We had to create something that would require no permit of any kind and would be ‘live’ in the sense of ‘live-reception’, but without live performers. Anything else would have required navigating the changing health advisories which makes efficient planning impossible. But an event without a start time is not a public gathering, it’s just a place to go safely with others on a January, mid-pandemic evening.
The creative process arose from the intersection of 2 forces: the first was our desire to continue working with international performing artists despite the pandemic; and the second was to further explore the power of mutual inspiration between musicians and dancers. We contacted 40 dancers and musicians from across North America and built an archive of video imagery based on human body parts and sound recordings inspired by these videos. The sounds came from concert speakers attached to the building, and the video compositions were projected onto the vinyl-covered exterior windows from the inside.
I attended every evening, and observed passersby from inside the building or watched and listened with others from the street. Most stayed for 5 – 10 minutes; some stayed until they found the beginning of the half-hour video loop; some read the info on the big sandwich board then stayed longer; some passed by with their eyes on a phone, ears plugged with earbuds; one family came every evening on a walk with their toddler; and of course, friends, family…and people on their way elsewhere, briefly interrupted.

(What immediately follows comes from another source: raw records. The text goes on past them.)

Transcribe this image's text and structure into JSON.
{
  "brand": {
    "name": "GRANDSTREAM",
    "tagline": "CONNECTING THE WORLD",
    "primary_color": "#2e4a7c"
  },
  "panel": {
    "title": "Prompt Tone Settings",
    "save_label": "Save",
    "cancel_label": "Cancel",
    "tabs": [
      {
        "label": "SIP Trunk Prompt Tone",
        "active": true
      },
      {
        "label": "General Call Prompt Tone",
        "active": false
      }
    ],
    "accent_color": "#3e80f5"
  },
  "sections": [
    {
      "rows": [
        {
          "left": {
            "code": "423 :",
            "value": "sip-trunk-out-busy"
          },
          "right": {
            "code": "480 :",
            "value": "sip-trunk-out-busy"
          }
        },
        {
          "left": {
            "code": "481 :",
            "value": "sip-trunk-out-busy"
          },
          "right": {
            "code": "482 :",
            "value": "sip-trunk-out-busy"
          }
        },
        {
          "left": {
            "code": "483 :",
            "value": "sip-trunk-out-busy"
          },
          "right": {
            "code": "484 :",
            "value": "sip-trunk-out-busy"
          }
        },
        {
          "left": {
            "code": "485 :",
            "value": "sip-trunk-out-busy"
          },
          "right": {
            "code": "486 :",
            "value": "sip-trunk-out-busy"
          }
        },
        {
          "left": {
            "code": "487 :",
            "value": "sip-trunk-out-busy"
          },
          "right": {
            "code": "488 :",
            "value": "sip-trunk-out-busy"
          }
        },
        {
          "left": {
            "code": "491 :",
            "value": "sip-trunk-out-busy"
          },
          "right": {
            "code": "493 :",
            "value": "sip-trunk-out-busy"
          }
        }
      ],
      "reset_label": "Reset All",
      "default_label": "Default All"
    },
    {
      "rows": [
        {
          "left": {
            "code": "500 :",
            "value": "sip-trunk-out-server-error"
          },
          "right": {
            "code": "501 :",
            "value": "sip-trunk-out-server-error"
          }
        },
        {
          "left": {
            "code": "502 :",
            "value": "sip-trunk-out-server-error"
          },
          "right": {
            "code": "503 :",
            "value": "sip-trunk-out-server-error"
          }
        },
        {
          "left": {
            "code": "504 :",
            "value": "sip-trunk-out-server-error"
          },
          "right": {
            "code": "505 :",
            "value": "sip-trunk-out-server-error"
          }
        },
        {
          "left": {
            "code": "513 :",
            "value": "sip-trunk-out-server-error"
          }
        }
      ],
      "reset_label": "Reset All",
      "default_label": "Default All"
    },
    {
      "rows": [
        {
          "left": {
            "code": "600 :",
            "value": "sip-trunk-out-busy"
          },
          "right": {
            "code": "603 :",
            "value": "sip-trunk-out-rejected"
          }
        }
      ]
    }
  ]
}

The final results of the first edition were very satisfying, and we have now received requests to present the show in Edmonton from Mile Zero Dance (October 22 – 24), in Calgary, from Springboard Performance (October 25 – 30), and from Arts Revelstoke (September). If health advisories permit, we will also present an indoor, public improvisation with local musicians and dancers – many of whom were involved in the original creative process. This is the direction the show will take as it moves forward to other venues in other cities and the pandemic restrictions relax: an outdoor audio/video installation with an indoor, live performance.
The Collective Body will continue to explore the possibilities of digital connection, while serving as a reminder of the deep importance and irreplaceability of shared physical space.
“Especially today, when authoritarian politicians try to unite us under various populist movements and again attack international solidarity with ideas about “the national body” and “traditional identities,” we need to stand up for the collective body in its constant process of emergence and transformation.”
e-flux Journal #119 – Zdenka Badovinac – Editorial: “The Collective Body”